Now what is an artist to do with such a ludicrous plot? As he often did when tackling an absurd libretto, Mozart responded with inspired music. In the true Mozartean spirit, director Doris Dorrie has just as much fun with Giardiniera as when she bounced through her 2003 staging of Cosi fan Tutte (set in the psychedelic 60′s flower children era). Dorrie’s personality is stamped all over this charming production. Primary colors abound. Continue reading “M22: THE MOZART OPERAS AT SALZBURG (2006): LA FINTA GIARDINIERA”
Mussorgsky is a cause needed to be taken up passionately by more conductors. Abbado has been the modern era’s most vital Mussorgskian, followed by Gergiev. There have been excellent occasional advocates, such as Stokowski, Karajan, Knussen, and a few others. Kent Nagano, who conducts here, certainly is enthusiastic, but is unfortunately not in the same league. Otherwise, this is as close to a near perfect Khovanshchina as we are likely to get.
The biggest asset here is stage direction by the renowned Dmitri Tcherniakov. Tcherniakov is one of the most celebrated opera directors active today and for very good reasons: He is not gimmicky, does not set out to shock for the sake of shock and never fails to bring new insights to a libretto. It took Tcherniakov’s skillful, well-thought out, elaborate staging to transform this great Mussorgsky opera (never a repertoire staple) into a sell-out triumph for the Bavarian State Opera and Valery Gergiev. Critics echoed audiences and the result was a resounding, runaway success, followed by this filmed version (with the afore mentioned Nagano conducting the Bayerische Staatsoper).

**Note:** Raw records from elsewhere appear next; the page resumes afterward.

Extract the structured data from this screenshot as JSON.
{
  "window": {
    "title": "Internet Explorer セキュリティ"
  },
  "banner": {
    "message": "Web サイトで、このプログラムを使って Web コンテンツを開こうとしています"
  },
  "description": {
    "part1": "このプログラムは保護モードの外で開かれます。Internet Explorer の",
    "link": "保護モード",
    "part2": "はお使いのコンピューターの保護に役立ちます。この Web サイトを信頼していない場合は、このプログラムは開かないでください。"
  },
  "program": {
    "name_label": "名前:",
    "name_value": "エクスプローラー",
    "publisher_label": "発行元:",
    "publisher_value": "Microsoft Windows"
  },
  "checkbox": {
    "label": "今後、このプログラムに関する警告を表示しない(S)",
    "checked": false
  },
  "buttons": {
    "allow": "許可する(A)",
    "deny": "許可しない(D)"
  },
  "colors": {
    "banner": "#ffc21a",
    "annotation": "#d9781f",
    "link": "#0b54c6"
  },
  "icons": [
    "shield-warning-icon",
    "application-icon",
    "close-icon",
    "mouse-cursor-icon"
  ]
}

We are fortunate to have access, via DVD, to Tcherniakov’s Khovanshchina. The plot concerns a struggle between religion and secular, political power. Tchernniakov dispenses with the history lesson and catapults the viewer into a grey state of dissolution and eventual chaos. Continue reading “Dmitri Tcherniakov’s Khovanshchina”